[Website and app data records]
○ ○ ○ ○ ○
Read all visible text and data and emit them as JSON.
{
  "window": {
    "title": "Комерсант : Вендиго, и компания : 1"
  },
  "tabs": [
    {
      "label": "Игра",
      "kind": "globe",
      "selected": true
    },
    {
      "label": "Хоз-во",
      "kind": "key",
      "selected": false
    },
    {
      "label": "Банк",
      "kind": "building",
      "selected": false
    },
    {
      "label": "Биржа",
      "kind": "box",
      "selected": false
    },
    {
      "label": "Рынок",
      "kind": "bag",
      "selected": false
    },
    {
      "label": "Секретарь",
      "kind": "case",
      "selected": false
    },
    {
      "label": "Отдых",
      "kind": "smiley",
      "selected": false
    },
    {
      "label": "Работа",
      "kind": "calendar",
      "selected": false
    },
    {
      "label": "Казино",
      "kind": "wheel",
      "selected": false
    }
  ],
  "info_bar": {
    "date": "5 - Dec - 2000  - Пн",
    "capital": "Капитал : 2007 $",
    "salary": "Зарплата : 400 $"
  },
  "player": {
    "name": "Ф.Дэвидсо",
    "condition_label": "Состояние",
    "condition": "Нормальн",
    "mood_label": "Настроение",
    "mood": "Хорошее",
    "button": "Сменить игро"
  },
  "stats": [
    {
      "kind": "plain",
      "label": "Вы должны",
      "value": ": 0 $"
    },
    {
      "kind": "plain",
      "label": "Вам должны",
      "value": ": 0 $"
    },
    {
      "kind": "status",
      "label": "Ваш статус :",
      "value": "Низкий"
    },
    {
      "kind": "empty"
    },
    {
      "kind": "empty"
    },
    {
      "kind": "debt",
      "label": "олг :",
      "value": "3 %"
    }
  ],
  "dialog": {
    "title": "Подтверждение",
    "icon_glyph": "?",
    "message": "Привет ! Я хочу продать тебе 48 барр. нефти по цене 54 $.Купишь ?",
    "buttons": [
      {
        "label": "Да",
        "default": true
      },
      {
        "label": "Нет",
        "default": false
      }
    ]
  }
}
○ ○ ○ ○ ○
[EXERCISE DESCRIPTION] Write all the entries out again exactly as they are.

[EXERCISE ANSWER]
Read all visible text and data and emit them as JSON.
{
  "window": {
    "title": "Комерсант : Вендиго, и компания : 1"
  },
  "tabs": [
    {
      "label": "Игра",
      "kind": "globe",
      "selected": true
    },
    {
      "label": "Хоз-во",
      "kind": "key",
      "selected": false
    },
    {
      "label": "Банк",
      "kind": "building",
      "selected": false
    },
    {
      "label": "Биржа",
      "kind": "box",
      "selected": false
    },
    {
      "label": "Рынок",
      "kind": "bag",
      "selected": false
    },
    {
      "label": "Секретарь",
      "kind": "case",
      "selected": false
    },
    {
      "label": "Отдых",
      "kind": "smiley",
      "selected": false
    },
    {
      "label": "Работа",
      "kind": "calendar",
      "selected": false
    },
    {
      "label": "Казино",
      "kind": "wheel",
      "selected": false
    }
  ],
  "info_bar": {
    "date": "5 - Dec - 2000  - Пн",
    "capital": "Капитал : 2007 $",
    "salary": "Зарплата : 400 $"
  },
  "player": {
    "name": "Ф.Дэвидсо",
    "condition_label": "Состояние",
    "condition": "Нормальн",
    "mood_label": "Настроение",
    "mood": "Хорошее",
    "button": "Сменить игро"
  },
  "stats": [
    {
      "kind": "plain",
      "label": "Вы должны",
      "value": ": 0 $"
    },
    {
      "kind": "plain",
      "label": "Вам должны",
      "value": ": 0 $"
    },
    {
      "kind": "status",
      "label": "Ваш статус :",
      "value": "Низкий"
    },
    {
      "kind": "empty"
    },
    {
      "kind": "empty"
    },
    {
      "kind": "debt",
      "label": "олг :",
      "value": "3 %"
    }
  ],
  "dialog": {
    "title": "Подтверждение",
    "icon_glyph": "?",
    "message": "Привет ! Я хочу продать тебе 48 барр. нефти по цене 54 $.Купишь ?",
    "buttons": [
      {
        "label": "Да",
        "default": true
      },
      {
        "label": "Нет",
        "default": false
      }
    ]
  }
}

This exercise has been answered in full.